Before I left the US, everyone told me how fast time would fly while abroad. They said, “Five months will seem like five days, and you’ll be home before you know it.” Turns out, they weren’t making it up. I can’t believe it is already the middle of February, and that I’ve been living in England for a month!
And in that month, I have adjusted quite well, adapting to the British ways of life. Though I did purchase a coffee maker, I’ve dramatically cut down on my morning caffeine consumption and replaced it with herbal tea (pronounced WITH the ‘h’). I’ve picked up on a lot of the slang, as well. I call dinner, “tea” and ask people what time they have “uni”. Sometimes I’m so good, people don’t even recognize my American accent. I swear my Scottish flatmate gets asked if she’s American more than I do! (I consider this a small accomplishment on my part). I’m also doing British-y things. Last night, I participated in my first pub quiz. While I was one of the weakest links to the team (pub quizzes are hard! Especially when many questions revolve around British sporting events…) I did know the answer to, “Which US city did the Valentine’s Massacre take place?” While it took a bit of jogging my memory, I remembered it was Chicago. Thank you 10th grade US History. Embarrassingly enough, I did not know the answer to “How many points does the Statue of Liberty have on her crown?” All my British friends turned to me on that question-their eyes wide-excited to have an American on their team. HA. Yeah, right. I think I really let my team down in that moment…
Besides picking up on the British accent and participating in pub quizzes, I’ve also learned British texting etiquette. Apparently everyone, and I mean everyone (boys, girls, dads, grandmas, bosses, newly acquainted-strangers, etc…) end all text messages with “kisses”- represented with the letter x.
If a text message lacks kisses, which according to my flatmate Rosa, “just doesn’t happen,” but if on the rare occasion that it does, it’s to imply that the sender is “very, very ticked off and is not afraid to show it.” This rule also applies to emails and Facebook posts, as well. When I first arrived here, I was unaware of the importance of such etiquette. I recognized that people ended all their text messages with “xxx” but I didn’t think it necessary for me to participate. Turns out, the majority of the people I texted in those first few weeks, thought I was, let’s just say, a very angry person. Now, I’m sure to end all my texts messages with a solid string of xxxxx’s…
In all honesty, thinking about the time flying by makes me sad. I don’t want to leave! I’ve already done so much, and I don’t want it to stop. I’ve ventured to Liverpool, the birthplace of the Beatles.
I explored York-one of the oldest cities in England.
And while I’m sure to have quite the experience during my 4 week “Easter Holiday” to Ireland, Spain, Italy, Germany, and France, my most spontaneous adventure so far was a 10 hour day trip to London. I could only convince one of my fellow UW friends, Katelyn, to take on the challenge with me. Most people thought it undoable-how can one explore a city with thousands of years of history in a couple of hours? (Although some may argue, the better question might be, WHY would you want to? Which I would answer, why not?) Well, it’s actually quite simple.

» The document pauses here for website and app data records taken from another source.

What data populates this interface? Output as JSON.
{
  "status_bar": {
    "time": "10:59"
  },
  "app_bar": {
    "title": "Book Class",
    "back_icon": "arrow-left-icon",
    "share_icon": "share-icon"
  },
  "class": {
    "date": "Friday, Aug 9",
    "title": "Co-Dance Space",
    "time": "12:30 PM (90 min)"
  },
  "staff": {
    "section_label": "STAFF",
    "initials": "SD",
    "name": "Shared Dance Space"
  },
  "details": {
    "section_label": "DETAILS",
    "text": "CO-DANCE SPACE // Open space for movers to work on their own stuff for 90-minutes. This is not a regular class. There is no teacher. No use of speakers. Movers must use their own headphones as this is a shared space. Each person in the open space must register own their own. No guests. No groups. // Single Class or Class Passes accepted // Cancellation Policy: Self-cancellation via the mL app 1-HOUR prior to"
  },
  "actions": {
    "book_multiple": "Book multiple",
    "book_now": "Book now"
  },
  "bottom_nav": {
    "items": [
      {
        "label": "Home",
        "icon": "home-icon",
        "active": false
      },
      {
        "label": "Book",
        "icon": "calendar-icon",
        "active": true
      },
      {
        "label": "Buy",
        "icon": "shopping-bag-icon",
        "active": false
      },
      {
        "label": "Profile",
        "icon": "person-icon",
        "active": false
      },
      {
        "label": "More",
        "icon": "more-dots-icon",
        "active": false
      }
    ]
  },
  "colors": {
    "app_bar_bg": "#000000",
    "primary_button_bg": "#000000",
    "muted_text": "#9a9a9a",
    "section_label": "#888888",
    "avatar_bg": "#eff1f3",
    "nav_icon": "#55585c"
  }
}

It required us catching a 2:00 am Megabus to London. We figured we could sleep on our way down…silly us. When we rolled up to Victoria Station at 7:30 am, Katelyn and I were going off of 3 hours of “bus” sleep, which basically means no sleep at all. We had no plan for our day. Earlier that week, we discussed the possibility of planning out our day to the very last minute, but we thought it more adventurous to just show up-no plan at all.
As it turns out-no plan, was the best plan. We purchased a rail card, which allows you to use the London Underground to get around all day long. After a few awkward moments of pretending we knew what we were doing, Katelyn and I actually started to understand the Underground. We took it all over the city. There were a few times we got on the wrong train…but it was more fun than frustrating. Once figured out, the Tube is an easy, cheap way to travel, and I like to think myself a true traveler for mastering the “art” of the Underground in less than a few hours. We could really use one in Madison…
In 10 hours, Katelyn and I managed to do a lot. We spent almost 3 hours in the Tower of London, went up to the top of Tower Bridge, stood on the steps of St. Paul’s Cathedral, walked the shop-packed Oxford Street, posed with Big Ben and the Houses of Parliament, ate at a pub near Westminster Abbey, said hello to the Queen at Buckingham Palace. Lastly, and maybe most importantly, we found a cute bakery where we ended our fully packed day eating the most delicious chocolate cupcakes in all of London.
Who says you can’t do London in 10 hours? We did.